I have a bad habit of responding to e-mails that I should probably just let slide, as I did again yesterday when this YouTube video was enthusiastically recommended by a relative as “brilliant”. Below is my [diplomatic but fairly direct] reply. Is it just me, or does the tone of this thing bother anyone else?

Thought-provoking video!

I like the clever trick of reversing the words, but it’s hard for me to know what to make of the content, since it seems deeply cynical about the way things are now, and the priorities it appears to disparage are in many ways my own. Both work, as a means of achieving and striving to advance one’s art, and family life are important to me, in balance. Do I have to choose only one? (Interesting that the narrator’s voice sounds female; I wonder, would some object to the seeming implication that she should choose family life over work as the approved-of right thing?) Further, does choosing to focus my considerable efforts on my own life’s aspirations and my family’s well-being and happiness, instead of in some public sector endeavor (is that the implication of “changing the world”?), really make me “apathetic” and “lethargic”? I do not feel “lost” at all, but very much in my element doing exactly what I want and need to be doing, and what is also most likely to contribute something useful to the world.
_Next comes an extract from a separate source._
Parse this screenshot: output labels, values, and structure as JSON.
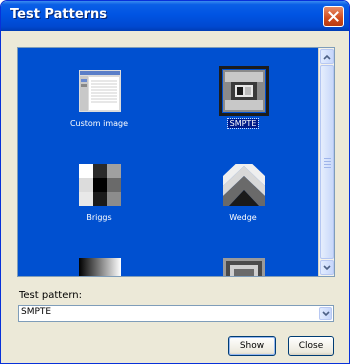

Money isn’t the most important thing, but it’s a useful means of exchange, and a seemingly indispensible means to an end of achieving the life one wants. Maybe put differently, it certainly isn’t the most important thing … until one doesn’t have enough of it — then it can of course become painfully important. Family comes before money for money’s sake, to be sure, but it would hard to raise a family and realize one’s hopes for them without some measure of it.

I also think we can become better caretakers of the planet without having to beat ourselves up excessively over the things we do and the resources we use to do them. (Seems almost like the ideas of original sin, guilt, and the need to atone for our perceived offenses are deeply embedded in the human mind, even when not expressed in a religious context?) I like the aspiration to do things better and more wisely and efficiently, but that kind of gloomy approach always bothers me.

I do generally agree, and have said so before myself, that many of the essential ingredients of true happiness come from within. Maybe that is the key take-home point that I’m missing in getting hung up on all the rest leading up to it? If nothing else, hearing another’s perspective articulated can help to clarify things one takes for granted about one’s own. Thanks for the interesting video!

I think there’s more troublesome stuff in this that I missed commenting on too. The implication of “work”, for example, seems to be of something that takes unreasonably from one without giving back, rather than being an opportunity to pursue genuinely worthwhile goals and ambitions that produce reward (monetary, spiritual, and in my field technological) for yourself and others.

Guess I’m just glad I’m nowhere near that cynical?

Update: I just noticed that the creator of this clip is apparently still in college, so presumably hasn’t experienced having a career of any kind yet, let alone a fulfilling one. Maybe that explains the focus on money issues instead of achievement and fulfillment?